» **Task statement**: Reproduce the data, keeping every word exactly as it is.

» **Extracted records**:
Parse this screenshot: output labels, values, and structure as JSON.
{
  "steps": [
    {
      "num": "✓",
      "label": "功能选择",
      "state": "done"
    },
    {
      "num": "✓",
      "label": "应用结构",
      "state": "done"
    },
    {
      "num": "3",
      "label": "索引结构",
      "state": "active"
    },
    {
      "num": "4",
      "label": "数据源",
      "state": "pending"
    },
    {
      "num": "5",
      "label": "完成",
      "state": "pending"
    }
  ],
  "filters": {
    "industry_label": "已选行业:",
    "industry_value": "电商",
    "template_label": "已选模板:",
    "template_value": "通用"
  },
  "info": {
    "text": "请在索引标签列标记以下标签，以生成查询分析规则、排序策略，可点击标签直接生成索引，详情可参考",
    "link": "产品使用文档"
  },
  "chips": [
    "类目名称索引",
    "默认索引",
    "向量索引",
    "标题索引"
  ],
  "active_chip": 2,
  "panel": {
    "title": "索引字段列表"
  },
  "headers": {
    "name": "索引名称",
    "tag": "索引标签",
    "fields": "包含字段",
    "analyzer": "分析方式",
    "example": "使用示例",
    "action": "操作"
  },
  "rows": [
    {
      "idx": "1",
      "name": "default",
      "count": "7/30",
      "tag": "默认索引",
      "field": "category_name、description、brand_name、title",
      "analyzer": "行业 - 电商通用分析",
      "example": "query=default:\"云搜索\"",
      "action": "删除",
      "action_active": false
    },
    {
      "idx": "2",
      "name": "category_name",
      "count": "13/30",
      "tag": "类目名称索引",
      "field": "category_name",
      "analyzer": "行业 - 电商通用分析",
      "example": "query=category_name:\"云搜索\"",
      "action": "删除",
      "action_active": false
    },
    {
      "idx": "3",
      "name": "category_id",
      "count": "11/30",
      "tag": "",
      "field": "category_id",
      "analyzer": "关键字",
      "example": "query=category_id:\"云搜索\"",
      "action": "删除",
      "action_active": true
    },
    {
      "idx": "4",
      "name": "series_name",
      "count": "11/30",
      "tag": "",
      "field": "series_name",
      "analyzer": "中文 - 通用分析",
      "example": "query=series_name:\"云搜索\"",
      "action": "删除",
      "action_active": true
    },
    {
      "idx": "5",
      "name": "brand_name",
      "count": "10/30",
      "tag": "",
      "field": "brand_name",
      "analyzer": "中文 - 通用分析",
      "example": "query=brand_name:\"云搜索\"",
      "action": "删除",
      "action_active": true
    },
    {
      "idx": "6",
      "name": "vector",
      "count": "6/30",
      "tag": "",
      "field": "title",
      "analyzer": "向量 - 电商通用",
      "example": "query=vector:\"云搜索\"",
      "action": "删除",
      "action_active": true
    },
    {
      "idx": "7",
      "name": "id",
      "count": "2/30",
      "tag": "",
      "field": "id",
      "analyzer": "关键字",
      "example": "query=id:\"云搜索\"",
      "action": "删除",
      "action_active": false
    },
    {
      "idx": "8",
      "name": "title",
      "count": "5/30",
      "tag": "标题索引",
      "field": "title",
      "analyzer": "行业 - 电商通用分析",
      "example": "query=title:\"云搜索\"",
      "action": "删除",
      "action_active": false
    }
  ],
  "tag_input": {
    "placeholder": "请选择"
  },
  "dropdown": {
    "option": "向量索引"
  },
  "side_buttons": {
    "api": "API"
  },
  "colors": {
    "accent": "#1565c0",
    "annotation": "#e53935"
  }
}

» **Written reply**:
Parse this screenshot: output labels, values, and structure as JSON.
{
  "steps": [
    {
      "num": "✓",
      "label": "功能选择",
      "state": "done"
    },
    {
      "num": "✓",
      "label": "应用结构",
      "state": "done"
    },
    {
      "num": "3",
      "label": "索引结构",
      "state": "active"
    },
    {
      "num": "4",
      "label": "数据源",
      "state": "pending"
    },
    {
      "num": "5",
      "label": "完成",
      "state": "pending"
    }
  ],
  "filters": {
    "industry_label": "已选行业:",
    "industry_value": "电商",
    "template_label": "已选模板:",
    "template_value": "通用"
  },
  "info": {
    "text": "请在索引标签列标记以下标签，以生成查询分析规则、排序策略，可点击标签直接生成索引，详情可参考",
    "link": "产品使用文档"
  },
  "chips": [
    "类目名称索引",
    "默认索引",
    "向量索引",
    "标题索引"
  ],
  "active_chip": 2,
  "panel": {
    "title": "索引字段列表"
  },
  "headers": {
    "name": "索引名称",
    "tag": "索引标签",
    "fields": "包含字段",
    "analyzer": "分析方式",
    "example": "使用示例",
    "action": "操作"
  },
  "rows": [
    {
      "idx": "1",
      "name": "default",
      "count": "7/30",
      "tag": "默认索引",
      "field": "category_name、description、brand_name、title",
      "analyzer": "行业 - 电商通用分析",
      "example": "query=default:\"云搜索\"",
      "action": "删除",
      "action_active": false
    },
    {
      "idx": "2",
      "name": "category_name",
      "count": "13/30",
      "tag": "类目名称索引",
      "field": "category_name",
      "analyzer": "行业 - 电商通用分析",
      "example": "query=category_name:\"云搜索\"",
      "action": "删除",
      "action_active": false
    },
    {
      "idx": "3",
      "name": "category_id",
      "count": "11/30",
      "tag": "",
      "field": "category_id",
      "analyzer": "关键字",
      "example": "query=category_id:\"云搜索\"",
      "action": "删除",
      "action_active": true
    },
    {
      "idx": "4",
      "name": "series_name",
      "count": "11/30",
      "tag": "",
      "field": "series_name",
      "analyzer": "中文 - 通用分析",
      "example": "query=series_name:\"云搜索\"",
      "action": "删除",
      "action_active": true
    },
    {
      "idx": "5",
      "name": "brand_name",
      "count": "10/30",
      "tag": "",
      "field": "brand_name",
      "analyzer": "中文 - 通用分析",
      "example": "query=brand_name:\"云搜索\"",
      "action": "删除",
      "action_active": true
    },
    {
      "idx": "6",
      "name": "vector",
      "count": "6/30",
      "tag": "",
      "field": "title",
      "analyzer": "向量 - 电商通用",
      "example": "query=vector:\"云搜索\"",
      "action": "删除",
      "action_active": true
    },
    {
      "idx": "7",
      "name": "id",
      "count": "2/30",
      "tag": "",
      "field": "id",
      "analyzer": "关键字",
      "example": "query=id:\"云搜索\"",
      "action": "删除",
      "action_active": false
    },
    {
      "idx": "8",
      "name": "title",
      "count": "5/30",
      "tag": "标题索引",
      "field": "title",
      "analyzer": "行业 - 电商通用分析",
      "example": "query=title:\"云搜索\"",
      "action": "删除",
      "action_active": false
    }
  ],
  "tag_input": {
    "placeholder": "请选择"
  },
  "dropdown": {
    "option": "向量索引"
  },
  "side_buttons": {
    "api": "API"
  },
  "colors": {
    "accent": "#1565c0",
    "annotation": "#e53935"
  }
}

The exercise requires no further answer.